How to complete this task
Across the listing below, count the lines holding "参与方式". State the number and nothing more.

Materials provided
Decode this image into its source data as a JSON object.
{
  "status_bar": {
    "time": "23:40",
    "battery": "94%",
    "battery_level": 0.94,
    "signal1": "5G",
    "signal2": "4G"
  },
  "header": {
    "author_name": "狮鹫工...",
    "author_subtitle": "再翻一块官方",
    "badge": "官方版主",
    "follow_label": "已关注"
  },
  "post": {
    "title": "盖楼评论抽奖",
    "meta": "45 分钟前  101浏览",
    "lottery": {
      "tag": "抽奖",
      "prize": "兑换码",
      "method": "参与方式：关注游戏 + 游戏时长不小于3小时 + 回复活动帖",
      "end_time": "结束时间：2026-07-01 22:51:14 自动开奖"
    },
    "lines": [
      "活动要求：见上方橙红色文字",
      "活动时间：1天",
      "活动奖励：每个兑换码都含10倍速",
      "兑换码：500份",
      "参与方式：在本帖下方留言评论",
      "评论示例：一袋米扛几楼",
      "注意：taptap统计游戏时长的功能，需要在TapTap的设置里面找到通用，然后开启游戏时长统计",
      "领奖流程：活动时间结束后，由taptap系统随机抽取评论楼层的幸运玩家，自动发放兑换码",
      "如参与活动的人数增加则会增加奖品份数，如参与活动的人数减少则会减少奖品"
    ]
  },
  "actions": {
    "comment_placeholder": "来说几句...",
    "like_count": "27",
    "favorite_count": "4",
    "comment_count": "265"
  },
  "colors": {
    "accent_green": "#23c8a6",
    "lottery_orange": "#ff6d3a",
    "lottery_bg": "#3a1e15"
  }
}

Solution to the problem
2